DATA TO PROCESS
****
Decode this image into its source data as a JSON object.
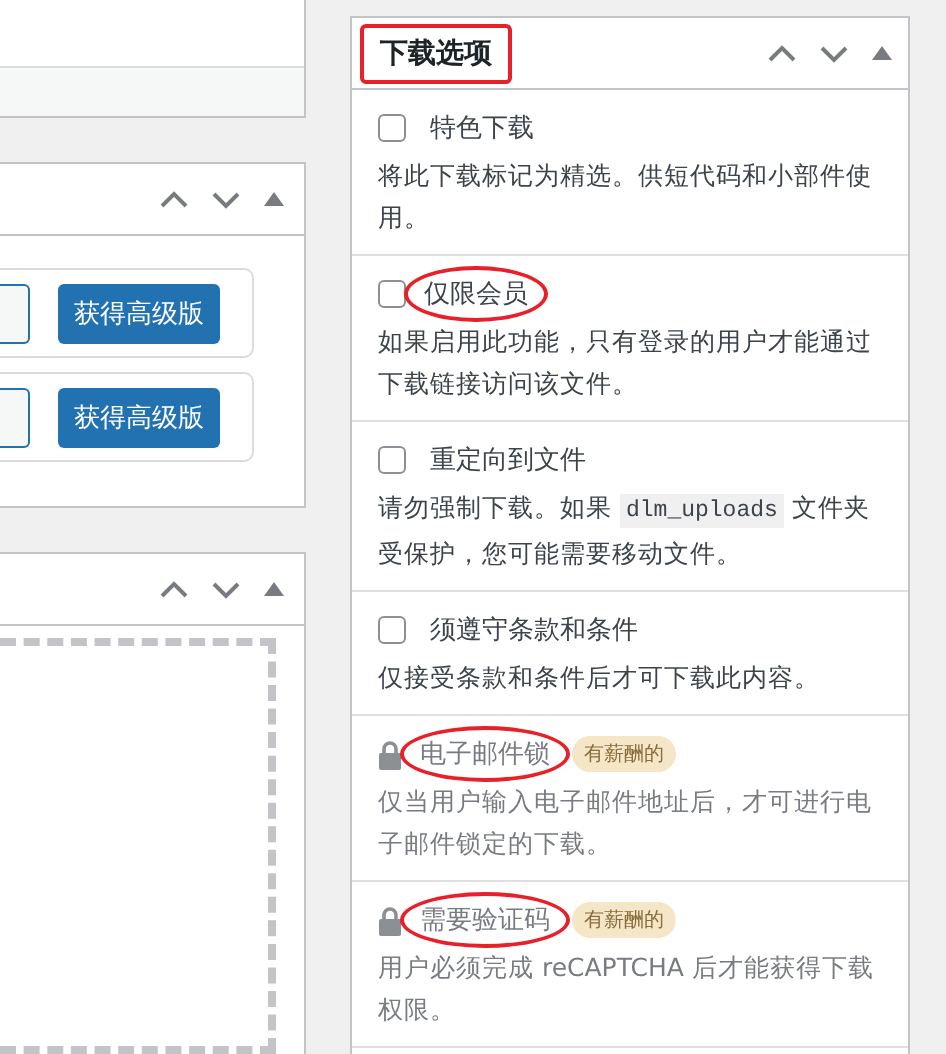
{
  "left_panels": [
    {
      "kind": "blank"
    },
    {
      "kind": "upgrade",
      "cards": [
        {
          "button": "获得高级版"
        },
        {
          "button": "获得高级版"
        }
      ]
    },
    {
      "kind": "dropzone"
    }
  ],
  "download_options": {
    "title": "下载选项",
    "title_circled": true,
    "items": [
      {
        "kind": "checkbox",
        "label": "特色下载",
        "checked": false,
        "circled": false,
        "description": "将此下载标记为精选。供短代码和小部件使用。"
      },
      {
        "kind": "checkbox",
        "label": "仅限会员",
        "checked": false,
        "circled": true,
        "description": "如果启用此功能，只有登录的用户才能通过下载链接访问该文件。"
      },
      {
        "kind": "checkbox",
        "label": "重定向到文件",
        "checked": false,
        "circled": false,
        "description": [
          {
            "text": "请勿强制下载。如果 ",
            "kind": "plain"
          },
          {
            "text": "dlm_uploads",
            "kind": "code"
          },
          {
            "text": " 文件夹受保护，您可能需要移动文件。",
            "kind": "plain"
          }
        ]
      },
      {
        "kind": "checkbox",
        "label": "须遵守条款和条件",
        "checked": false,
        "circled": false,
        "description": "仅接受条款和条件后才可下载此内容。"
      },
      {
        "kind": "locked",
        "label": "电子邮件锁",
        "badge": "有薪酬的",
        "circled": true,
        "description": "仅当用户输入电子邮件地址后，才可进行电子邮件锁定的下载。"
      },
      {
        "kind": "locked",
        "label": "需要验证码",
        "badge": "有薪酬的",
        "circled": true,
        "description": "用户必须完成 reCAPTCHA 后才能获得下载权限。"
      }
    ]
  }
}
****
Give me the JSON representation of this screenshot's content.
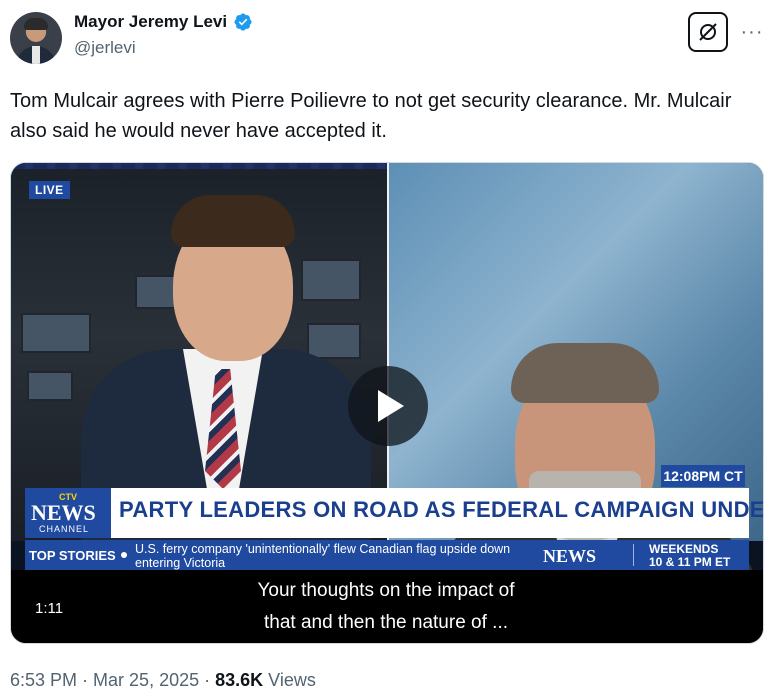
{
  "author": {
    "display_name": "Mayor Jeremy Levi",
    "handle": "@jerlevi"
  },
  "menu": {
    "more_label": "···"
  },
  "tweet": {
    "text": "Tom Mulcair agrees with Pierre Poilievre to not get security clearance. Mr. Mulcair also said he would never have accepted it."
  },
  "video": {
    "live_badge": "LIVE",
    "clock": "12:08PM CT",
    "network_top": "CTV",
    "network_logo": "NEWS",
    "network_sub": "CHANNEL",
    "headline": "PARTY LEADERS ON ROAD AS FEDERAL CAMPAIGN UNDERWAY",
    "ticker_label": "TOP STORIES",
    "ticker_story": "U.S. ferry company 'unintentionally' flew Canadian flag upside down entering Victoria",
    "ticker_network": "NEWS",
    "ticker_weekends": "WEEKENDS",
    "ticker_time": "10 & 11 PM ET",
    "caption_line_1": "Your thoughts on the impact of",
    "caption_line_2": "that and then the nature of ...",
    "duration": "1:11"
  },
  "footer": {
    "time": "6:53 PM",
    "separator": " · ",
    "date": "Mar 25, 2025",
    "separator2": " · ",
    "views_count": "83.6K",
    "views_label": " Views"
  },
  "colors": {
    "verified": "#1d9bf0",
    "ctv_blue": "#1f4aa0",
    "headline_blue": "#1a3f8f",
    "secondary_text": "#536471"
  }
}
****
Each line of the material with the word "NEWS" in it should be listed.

    "network_logo": "NEWS",
    "ticker_network": "NEWS",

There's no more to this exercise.